- PROBLEM DETAILS: Go over the listing below line by line, and return each one holding the string "icon".

--

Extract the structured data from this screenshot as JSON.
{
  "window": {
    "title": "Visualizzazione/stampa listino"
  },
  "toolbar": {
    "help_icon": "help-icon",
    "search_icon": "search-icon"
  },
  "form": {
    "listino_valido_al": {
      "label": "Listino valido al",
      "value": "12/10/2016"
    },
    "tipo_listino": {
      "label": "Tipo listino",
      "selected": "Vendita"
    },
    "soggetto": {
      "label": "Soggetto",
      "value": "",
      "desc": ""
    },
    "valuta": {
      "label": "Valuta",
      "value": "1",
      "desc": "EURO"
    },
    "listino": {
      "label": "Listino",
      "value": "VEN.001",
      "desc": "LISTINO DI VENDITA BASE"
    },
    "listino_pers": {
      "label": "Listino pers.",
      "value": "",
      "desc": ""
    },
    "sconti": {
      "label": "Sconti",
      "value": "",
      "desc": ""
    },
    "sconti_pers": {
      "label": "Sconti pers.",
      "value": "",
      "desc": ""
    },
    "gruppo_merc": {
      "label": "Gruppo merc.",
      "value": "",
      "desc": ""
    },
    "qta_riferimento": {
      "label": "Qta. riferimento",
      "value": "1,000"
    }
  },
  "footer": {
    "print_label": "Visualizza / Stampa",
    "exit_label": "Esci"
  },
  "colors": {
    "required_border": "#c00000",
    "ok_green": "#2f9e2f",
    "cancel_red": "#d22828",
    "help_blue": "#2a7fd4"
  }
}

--

- SOLUTION TO THIS EXERCISE:
    "help_icon": "help-icon",
    "search_icon": "search-icon"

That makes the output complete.